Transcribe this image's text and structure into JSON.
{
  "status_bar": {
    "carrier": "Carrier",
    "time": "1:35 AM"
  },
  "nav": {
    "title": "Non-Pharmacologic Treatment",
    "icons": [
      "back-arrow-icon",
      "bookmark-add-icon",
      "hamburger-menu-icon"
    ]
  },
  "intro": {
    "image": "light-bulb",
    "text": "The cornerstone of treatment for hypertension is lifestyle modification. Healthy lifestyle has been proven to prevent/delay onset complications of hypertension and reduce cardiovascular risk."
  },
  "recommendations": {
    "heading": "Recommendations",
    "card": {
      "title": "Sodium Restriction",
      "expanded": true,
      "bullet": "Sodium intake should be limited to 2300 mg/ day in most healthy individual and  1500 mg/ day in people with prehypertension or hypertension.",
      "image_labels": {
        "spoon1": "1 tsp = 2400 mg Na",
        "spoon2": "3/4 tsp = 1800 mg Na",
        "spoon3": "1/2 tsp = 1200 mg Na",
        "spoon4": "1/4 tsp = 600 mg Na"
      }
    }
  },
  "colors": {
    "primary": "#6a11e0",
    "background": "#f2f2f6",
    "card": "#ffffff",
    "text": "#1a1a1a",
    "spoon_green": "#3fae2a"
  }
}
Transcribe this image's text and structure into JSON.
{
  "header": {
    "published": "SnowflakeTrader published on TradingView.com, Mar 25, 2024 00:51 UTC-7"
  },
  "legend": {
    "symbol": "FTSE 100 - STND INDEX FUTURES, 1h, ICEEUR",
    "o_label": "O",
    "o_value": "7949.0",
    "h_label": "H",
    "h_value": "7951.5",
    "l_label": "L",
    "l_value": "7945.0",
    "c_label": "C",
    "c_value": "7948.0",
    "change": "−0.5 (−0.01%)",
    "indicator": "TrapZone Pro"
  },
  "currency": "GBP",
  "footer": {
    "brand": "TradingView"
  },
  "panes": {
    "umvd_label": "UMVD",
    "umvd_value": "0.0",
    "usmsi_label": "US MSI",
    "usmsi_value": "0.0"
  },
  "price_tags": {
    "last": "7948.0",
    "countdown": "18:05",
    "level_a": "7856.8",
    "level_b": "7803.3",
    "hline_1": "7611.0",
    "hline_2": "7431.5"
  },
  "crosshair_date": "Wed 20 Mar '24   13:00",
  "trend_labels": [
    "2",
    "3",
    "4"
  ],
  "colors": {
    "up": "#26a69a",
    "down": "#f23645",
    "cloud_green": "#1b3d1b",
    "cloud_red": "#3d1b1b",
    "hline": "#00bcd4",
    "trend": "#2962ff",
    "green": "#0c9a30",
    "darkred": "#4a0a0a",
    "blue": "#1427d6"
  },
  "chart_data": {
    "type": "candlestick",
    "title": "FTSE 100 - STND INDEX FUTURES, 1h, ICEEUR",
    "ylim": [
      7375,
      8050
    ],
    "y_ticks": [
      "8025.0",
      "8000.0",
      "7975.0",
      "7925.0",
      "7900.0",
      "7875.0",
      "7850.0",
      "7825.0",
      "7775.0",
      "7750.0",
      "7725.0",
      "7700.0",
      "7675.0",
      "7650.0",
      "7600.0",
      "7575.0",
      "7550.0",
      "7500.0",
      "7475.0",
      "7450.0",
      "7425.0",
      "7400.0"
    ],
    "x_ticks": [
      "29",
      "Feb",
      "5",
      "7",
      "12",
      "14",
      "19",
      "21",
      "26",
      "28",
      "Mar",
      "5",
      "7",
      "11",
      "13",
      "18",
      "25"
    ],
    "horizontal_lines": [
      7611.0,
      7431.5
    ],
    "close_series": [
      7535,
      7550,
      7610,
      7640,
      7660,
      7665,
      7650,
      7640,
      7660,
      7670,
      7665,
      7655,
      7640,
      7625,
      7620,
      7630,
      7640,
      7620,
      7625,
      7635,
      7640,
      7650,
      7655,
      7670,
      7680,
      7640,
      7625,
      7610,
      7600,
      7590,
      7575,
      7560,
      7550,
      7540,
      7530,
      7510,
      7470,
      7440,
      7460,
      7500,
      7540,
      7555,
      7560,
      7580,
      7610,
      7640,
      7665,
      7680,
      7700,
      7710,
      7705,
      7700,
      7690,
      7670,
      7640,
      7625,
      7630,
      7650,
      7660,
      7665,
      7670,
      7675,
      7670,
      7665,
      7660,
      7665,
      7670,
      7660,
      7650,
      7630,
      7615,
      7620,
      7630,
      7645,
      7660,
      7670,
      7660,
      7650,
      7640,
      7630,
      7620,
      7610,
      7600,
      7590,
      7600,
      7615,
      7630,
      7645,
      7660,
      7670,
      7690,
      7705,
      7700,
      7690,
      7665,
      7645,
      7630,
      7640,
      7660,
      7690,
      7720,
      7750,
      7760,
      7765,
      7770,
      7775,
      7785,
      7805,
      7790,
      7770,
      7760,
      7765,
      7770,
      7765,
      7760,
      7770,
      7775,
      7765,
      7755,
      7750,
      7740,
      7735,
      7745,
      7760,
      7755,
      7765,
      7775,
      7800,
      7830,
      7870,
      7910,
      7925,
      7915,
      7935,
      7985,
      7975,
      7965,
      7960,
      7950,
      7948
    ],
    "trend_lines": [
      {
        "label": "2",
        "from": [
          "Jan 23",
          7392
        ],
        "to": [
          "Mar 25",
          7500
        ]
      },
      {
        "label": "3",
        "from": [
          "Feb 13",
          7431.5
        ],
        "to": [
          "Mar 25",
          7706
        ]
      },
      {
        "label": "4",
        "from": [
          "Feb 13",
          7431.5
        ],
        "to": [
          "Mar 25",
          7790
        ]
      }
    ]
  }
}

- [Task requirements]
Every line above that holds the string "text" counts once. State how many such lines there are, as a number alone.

- [Exercise result]
4